Aim of the exercise
Images excepted, the data below must be repeated exactly.

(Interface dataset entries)
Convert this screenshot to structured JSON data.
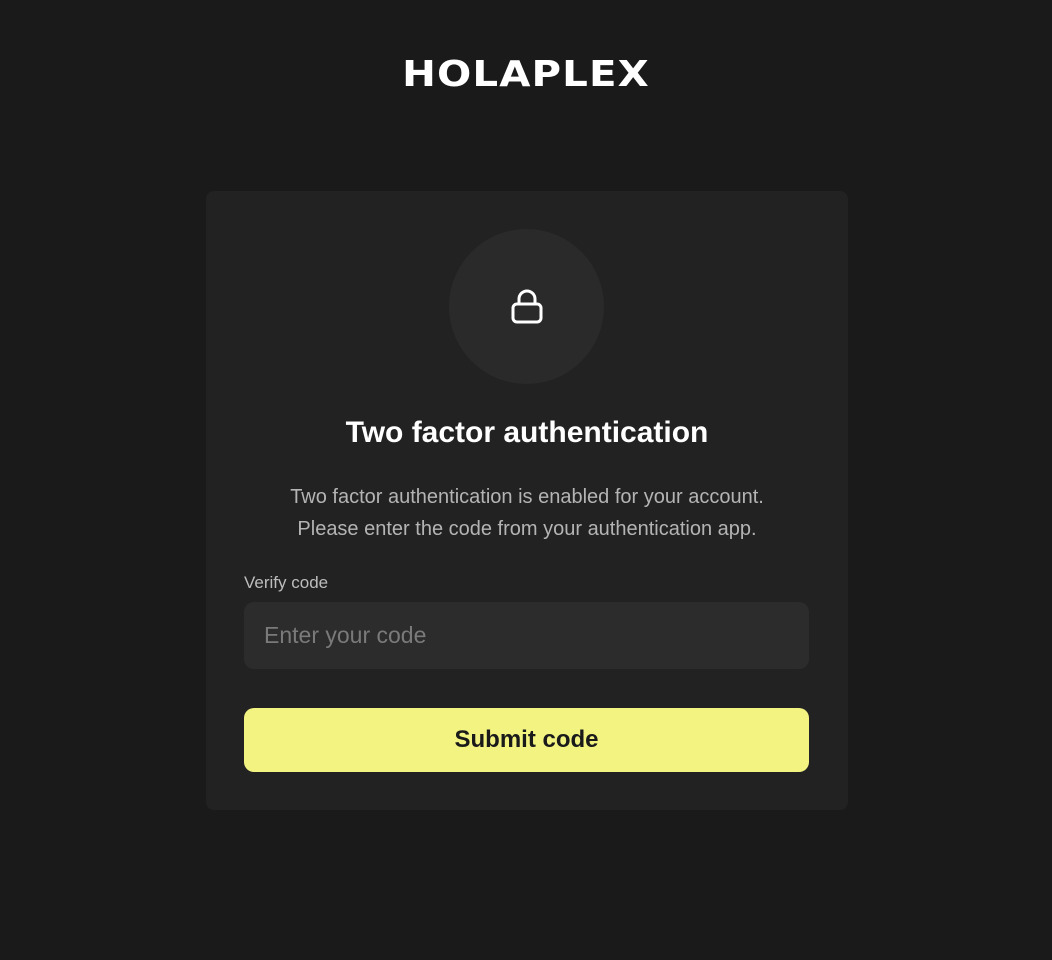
{
  "brand": {
    "logo_text": "HOLAPLEX"
  },
  "card": {
    "icon": "lock-icon",
    "title": "Two factor authentication",
    "description_line1": "Two factor authentication is enabled for your account.",
    "description_line2": "Please enter the code from your authentication app.",
    "field_label": "Verify code",
    "input_value": "",
    "input_placeholder": "Enter your code",
    "submit_label": "Submit code"
  },
  "colors": {
    "background": "#1a1a1b",
    "card": "#222223",
    "accent_button": "#f3f382",
    "input_background": "#2c2c2d"
  }
}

The answer
Convert this screenshot to structured JSON data.
{
  "brand": {
    "logo_text": "HOLAPLEX"
  },
  "card": {
    "icon": "lock-icon",
    "title": "Two factor authentication",
    "description_line1": "Two factor authentication is enabled for your account.",
    "description_line2": "Please enter the code from your authentication app.",
    "field_label": "Verify code",
    "input_value": "",
    "input_placeholder": "Enter your code",
    "submit_label": "Submit code"
  },
  "colors": {
    "background": "#1a1a1b",
    "card": "#222223",
    "accent_button": "#f3f382",
    "input_background": "#2c2c2d"
  }
}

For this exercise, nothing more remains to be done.